Sugar makes everything taste so much better, AND many of us actually crave it, we need our sugar fix with coffee, on our cereal and in our snacks and desserts.
Do you ever wonder what happens to your body after you eat something sweet and sugary? Let me tell you that it’s not good.
Sugar seems to be everywhere, and it’s in many foods you may not consider sweet.
You may not even know you’re eating it, but you are!
Before food processing, when sugar was mainly obtained from natural forms like fruits and vegetables, people consumed about 30 grams per day of it. Today, the average American consumes up to 96 pounds of sugar yearly (40 lbs. of which is high fructose corn syrup).
Canadians consume slightly lower amounts at 88 pounds.
The World Health Organization would like to see the number get down to 25 grams a day for both men and women (6 1⁄4 teaspoons). And there is a good reason for that.
High amounts of sugar can wreak havoc on our immune systems, hormones, and digestion.
And sugar can play a role in:
- premature ageing
- bone loss
- mental fatigue
- adrenal fatigue
- heart disease
Carbohydrates are the primary source of energy and play an important role in the functioning of the internal organs, the nervous system, and the muscles, but our systems do not need sugar in the quantity that we are used to. There are simple and complex carbohydrates and they are different and the way your body responds to them is very different.
Sugar is part of the SAD ~ the Standard American Diet, and that my friend is a scary tale.

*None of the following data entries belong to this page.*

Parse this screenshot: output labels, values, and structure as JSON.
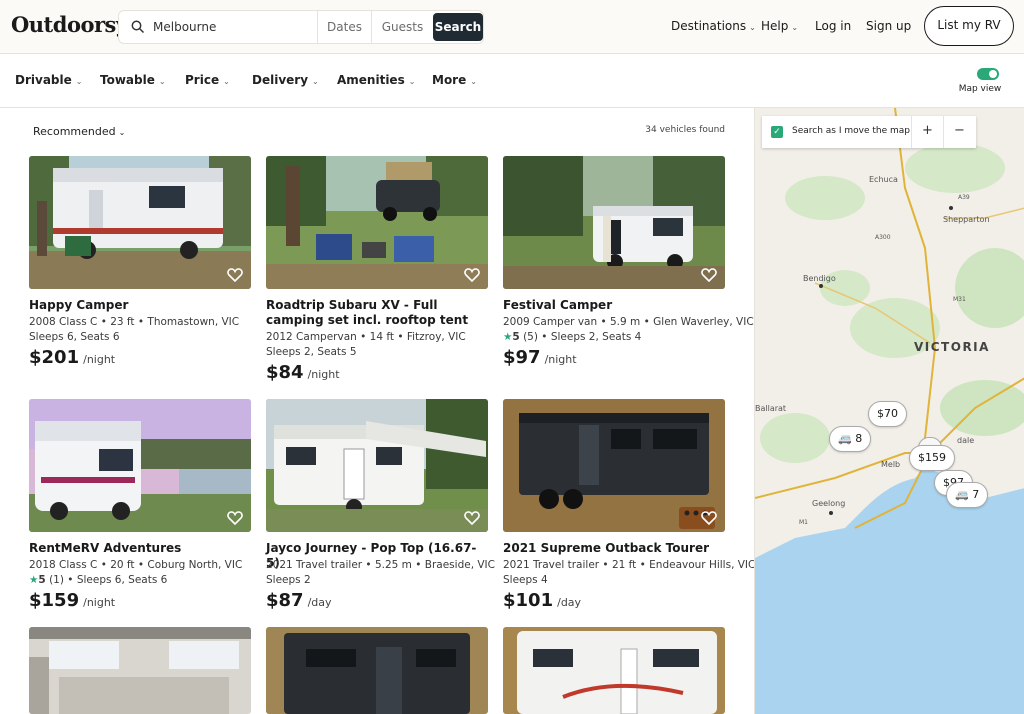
{
  "header": {
    "logo": "Outdoorsy",
    "search_value": "Melbourne",
    "dates_label": "Dates",
    "guests_label": "Guests",
    "search_button": "Search",
    "nav": {
      "destinations": "Destinations",
      "help": "Help",
      "login": "Log in",
      "signup": "Sign up"
    },
    "list_rv": "List my RV"
  },
  "filters": {
    "drivable": "Drivable",
    "towable": "Towable",
    "price": "Price",
    "delivery": "Delivery",
    "amenities": "Amenities",
    "more": "More",
    "map_view": "Map view"
  },
  "results": {
    "sort": "Recommended",
    "count": "34 vehicles found"
  },
  "listings": [
    {
      "title": "Happy Camper",
      "line1": "2008 Class C • 23 ft • Thomastown, VIC",
      "line2": "Sleeps 6, Seats 6",
      "price": "$201",
      "unit": "/night"
    },
    {
      "title": "Roadtrip Subaru XV - Full camping set incl. rooftop tent",
      "line1": "2012 Campervan • 14 ft • Fitzroy, VIC",
      "line2": "Sleeps 2, Seats 5",
      "price": "$84",
      "unit": "/night"
    },
    {
      "title": "Festival Camper",
      "line1": "2009 Camper van • 5.9 m • Glen Waverley, VIC",
      "rating": "5",
      "reviews": "(5)",
      "line2": " • Sleeps 2, Seats 4",
      "price": "$97",
      "unit": "/night"
    },
    {
      "title": "RentMeRV Adventures",
      "line1": "2018 Class C • 20 ft • Coburg North, VIC",
      "rating": "5",
      "reviews": "(1)",
      "line2": " • Sleeps 6, Seats 6",
      "price": "$159",
      "unit": "/night"
    },
    {
      "title": "Jayco Journey - Pop Top (16.67-5)",
      "line1": "2021 Travel trailer • 5.25 m • Braeside, VIC",
      "line2": "Sleeps 2",
      "price": "$87",
      "unit": "/day"
    },
    {
      "title": "2021 Supreme Outback Tourer",
      "line1": "2021 Travel trailer • 21 ft • Endeavour Hills, VIC",
      "line2": "Sleeps 4",
      "price": "$101",
      "unit": "/day"
    }
  ],
  "map": {
    "search_as_move": "Search as I move the map",
    "zoom_in": "+",
    "zoom_out": "−",
    "state_label": "VICTORIA",
    "places": {
      "echuca": "Echuca",
      "shepparton": "Shepparton",
      "bendigo": "Bendigo",
      "ballarat": "Ballarat",
      "geelong": "Geelong",
      "melbourne": "Melb",
      "dale": "dale"
    },
    "roads": {
      "a39": "A39",
      "a300": "A300",
      "m31": "M31",
      "m1": "M1"
    },
    "pins": {
      "p70": "$70",
      "c8": "8",
      "p159": "$159",
      "p97": "$97",
      "c7": "7"
    }
  },
  "colors": {
    "accent": "#2aa878",
    "dark_button": "#1f2a33",
    "water": "#a9d3ee",
    "land": "#f2efe8",
    "park": "#cfe5c1"
  }
}
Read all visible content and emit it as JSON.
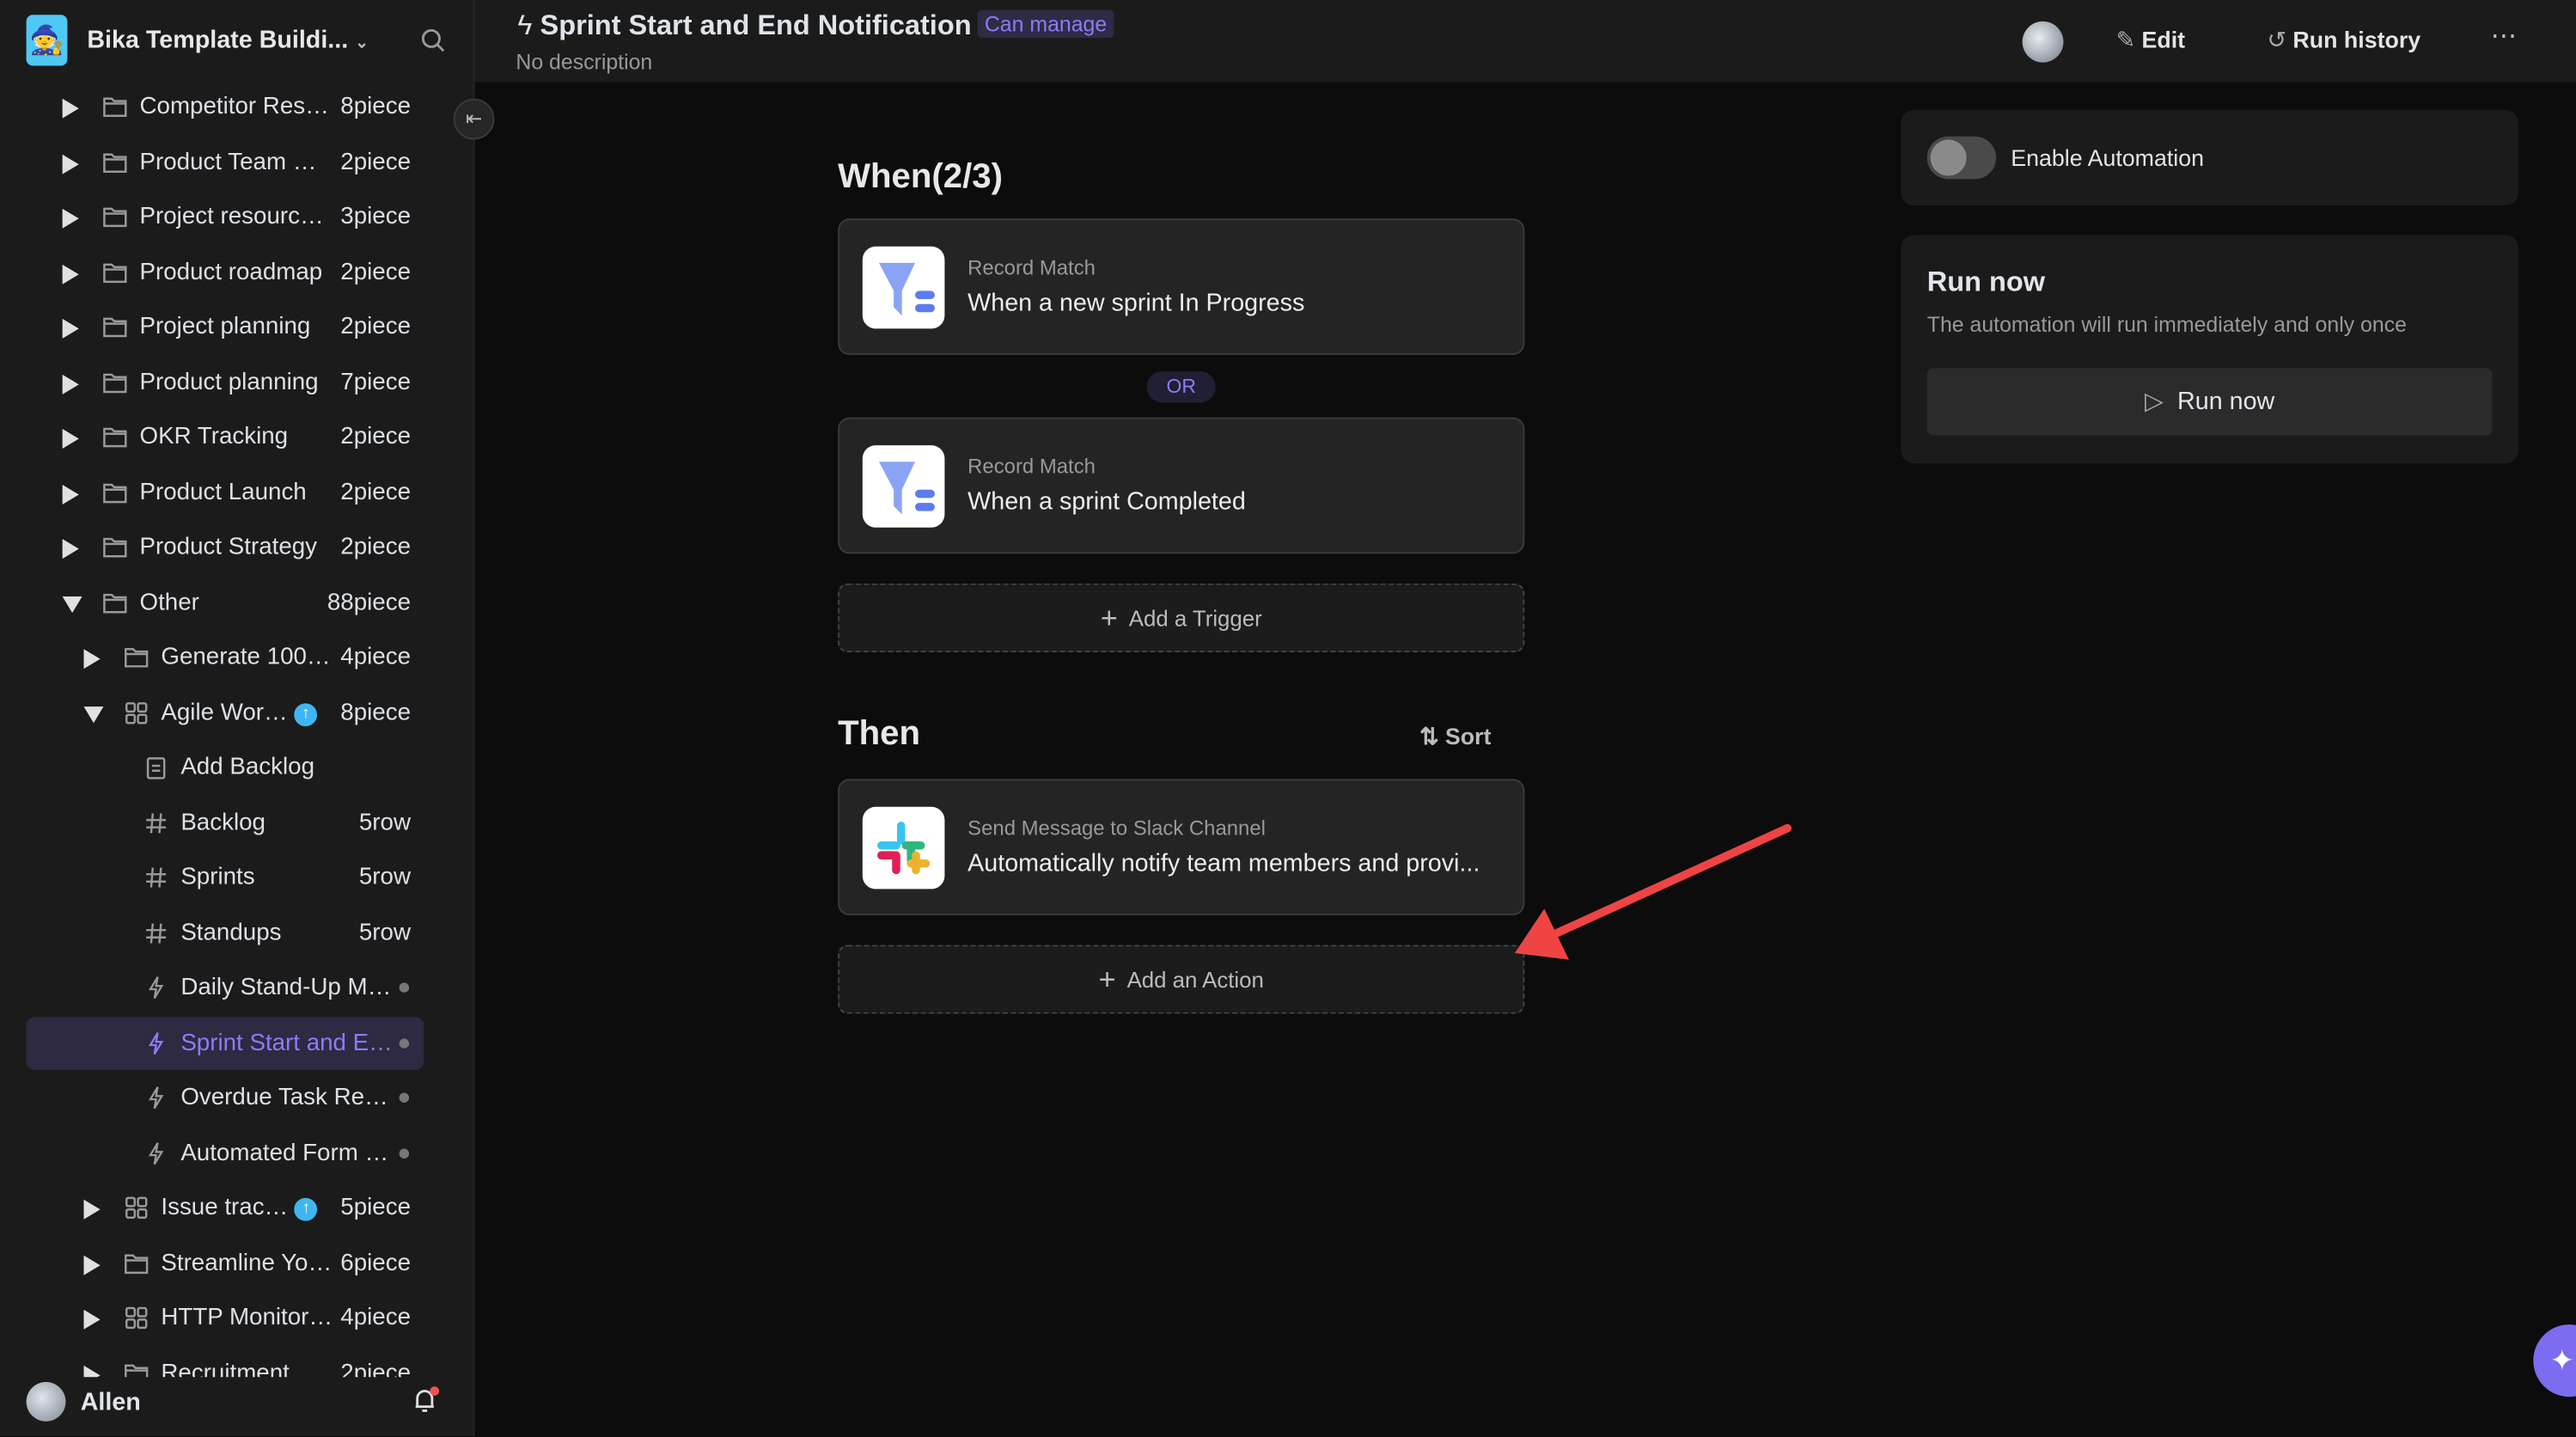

Sugar is also found in other starchy foods like bread, pasta, white flour, potatoes and more, here’s a chart created by the Harvard Medical School showing the glycemic index, or amount of sugar in our foods.
How Much Sugar do You Eat in a Day?
Men should consume no more than 9 teaspoons (36 grams or 150 calories) of added sugar per day. For women, the number is lower: 6 teaspoons (25 grams or 100 calories) per day.
At first thought, you probably think, “I don’t eat much sugar.” Let’s have a look, starting with breakfast.
- You begin your day with a bagel with peanut butter and a small strawberry yogurt – for a total of 33 grams of sugar.
- At mid-morning you have a large cup of coffee from your favourite coffee shop (double/ double) – 34 grams of sugar.
- For lunch you decide to go easy on the calories, so you have a salad with Italian vinaigrette and a slice of whole wheat bread – that’s another 14 grams of sugar.
- For an afternoon pick-me-up, you have a can of pop – 39 grams of sugar.
- And then for dinner, you have a glass of wine, some pasta with grilled chicken and store-bought tomato sauce – so in terms of sugar, that’s 1.6 grams in the wine, 9 grams for the sauce and about 2 grams from the noodles.
The GRAND TOTAL: 133 grams of sugar or 34 teaspoons (roughly 3⁄4 of a cup)! This is 5 times more than the entire day’s recommended amount.
Yup! Sugar is a problem, a BIG problem.
And it’s an eye-opener for sure. Especially when you consider that most of that sugar didn’t come directly in the form of table sugar but in other starchy foods like bread, pasta, wine, and it’s commonly added to jam, vinaigrette, yogurt, and sauces.
Why All The Fuss About Sugar?
Sugar is considered even more addicting than cocaine. It stimulates the brain in a way that is similar to cocaine and alcohol, triggering the release of the feel-good chemicals dopamine and serotonin.
Here’s how the addiction happens, when sugar is consumed in large quantities it has several effects, and the addiction is created like this:
- People like to eat sugar, despite the negative consequences like weight gain, fatigue, and moodiness
- Over time the body gets used its dose of sugar, and cravings begin, then you’re on the vicious cycle, you need more and more of it for the same effect, this equals cravings, and the increased need to get the sugar fix your body has become dependent on.
- Some people become dependent on it and can’t function without it, so they have a “stash” available when their energy plummets, or stress hits.
- When you take sugar out of your diet you may experience sugar withdrawal, and some symptoms may appear.
I have created a 7 Day Sugar-Free Meal Plan Challenge, to make it as easy as possible to release sugar from your life for good, and to help you stay on track when the cravings hit
With some planning, a trip to the grocery store and a positive attitude, you will come out the other side feeling great! Interested in joining me?